◆ **DATASET CONTENT**
================================

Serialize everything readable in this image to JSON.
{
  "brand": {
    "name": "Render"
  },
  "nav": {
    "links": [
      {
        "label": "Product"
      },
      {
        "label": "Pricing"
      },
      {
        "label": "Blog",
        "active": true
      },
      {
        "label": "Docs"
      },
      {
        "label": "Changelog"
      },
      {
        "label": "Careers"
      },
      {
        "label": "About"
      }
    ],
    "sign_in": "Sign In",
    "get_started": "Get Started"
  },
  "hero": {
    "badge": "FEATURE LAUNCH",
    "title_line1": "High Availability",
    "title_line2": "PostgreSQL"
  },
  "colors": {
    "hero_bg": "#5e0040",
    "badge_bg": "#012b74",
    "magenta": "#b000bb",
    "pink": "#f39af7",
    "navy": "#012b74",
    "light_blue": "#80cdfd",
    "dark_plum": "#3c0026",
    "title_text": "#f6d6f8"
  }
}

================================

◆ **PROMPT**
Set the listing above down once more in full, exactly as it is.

◆ **RESULT OF THIS TASK**
Serialize everything readable in this image to JSON.
{
  "brand": {
    "name": "Render"
  },
  "nav": {
    "links": [
      {
        "label": "Product"
      },
      {
        "label": "Pricing"
      },
      {
        "label": "Blog",
        "active": true
      },
      {
        "label": "Docs"
      },
      {
        "label": "Changelog"
      },
      {
        "label": "Careers"
      },
      {
        "label": "About"
      }
    ],
    "sign_in": "Sign In",
    "get_started": "Get Started"
  },
  "hero": {
    "badge": "FEATURE LAUNCH",
    "title_line1": "High Availability",
    "title_line2": "PostgreSQL"
  },
  "colors": {
    "hero_bg": "#5e0040",
    "badge_bg": "#012b74",
    "magenta": "#b000bb",
    "pink": "#f39af7",
    "navy": "#012b74",
    "light_blue": "#80cdfd",
    "dark_plum": "#3c0026",
    "title_text": "#f6d6f8"
  }
}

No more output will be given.